  • A Visual Studio solution called LastBuild.sln is always generated in every operation, containing the list of objects generated in the last build operation. That solution can be used to rebuild assemblies outside GeneXus IDE and also to debug the generated code.

    NET Core dotnet build command

The generated code remains in the build directory (parallel to the web directory):

NET Core build directory

Differences related to the generated code

The code generated by the .NET Core generator is practically the same as the generated by the .NET generator, with the exception that the .NET Core generator creates fewer sources. 
For REST services, sources with suffix _services.cs (*_services.cs) are not generated (but *.svc are still generated).
Also, *.rsp bld * .cs are not generated in any case.


Differences related to the generated configuration files

When generating in .NET, the web.config file contains the environment properties settings. The equivalent in .NET Core is called appsettings.json. The format is JSON (property-value list) and it is generated with a structure that is very similar to the web.config file.

NET Core appsettings.json

The appsettings.json file has less information than the web.config file because the sections that are specific to ASPNET aren't in the appsettings.json file but they are directly programmed into the GeneXus Standard Classes code.

The .NET Core generator only creates a small web.config file when configuring the Web Server property = Internet Information Server.
It is very small and contains the settings to connect the IIS with the Kestrel web server.

Differences related to the generated code for Main procedures

The command line main procedures that in .NET have a .exe extension, in .NET Core have a .dll extension.

They are executed with a command like this: dotnet.exe aproceduremain.dll

Also, each main procedure requires a corresponding .deps.json that contains the dependencies and their paths.


.NET -  amainprocedure.exe
.NET Core - amainprocedure.dll + amainprocedure.deps.json

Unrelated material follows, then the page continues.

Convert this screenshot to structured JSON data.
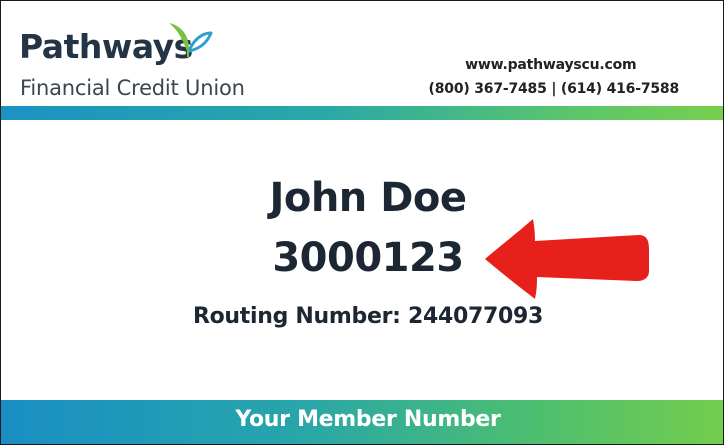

Differences at runtime

At runtime, when running the application in a browser and comparing an application generated with .NET and another generated with .NET Core you will see only a few differences.

  • You can see in the headers that for .NET the server is: Microsoft-IIS, and for .NET Core, the server is Kestrel.
  • You will also see differences in compression:
    • .NET always compresses with gzip.
    • .NET Core has multiple compressors and uses the first one in the list supported by the client (Example: 'br' corresponds to Brotli compressor).

The URL is the same.

Differences in Navigation (MySQL)

The MySQL driver for .NET Core does not support multiple data readers. This implies the following:

If you have nested loops on tables of the database (eg, nested For Each commands or a for each command with a nested new), and the recordset that is returned by the outer for each has a high cardinality, memory consumption can be very high.

Differences related to troubleshooting

When the Web Server property is set to Kestrel HTTP Server, while the server is running there is an opened console where the information about the runtime execution is displayed as well as unmanaged exceptions and errors.

When the Web Server property is set to Internet Information Server, there is a trace containing the internal Kestrel server output that can be activated through the web.config (by setting the "sdtoutLogEnabled" as shown):

NET Core Web Server Property IIS Trace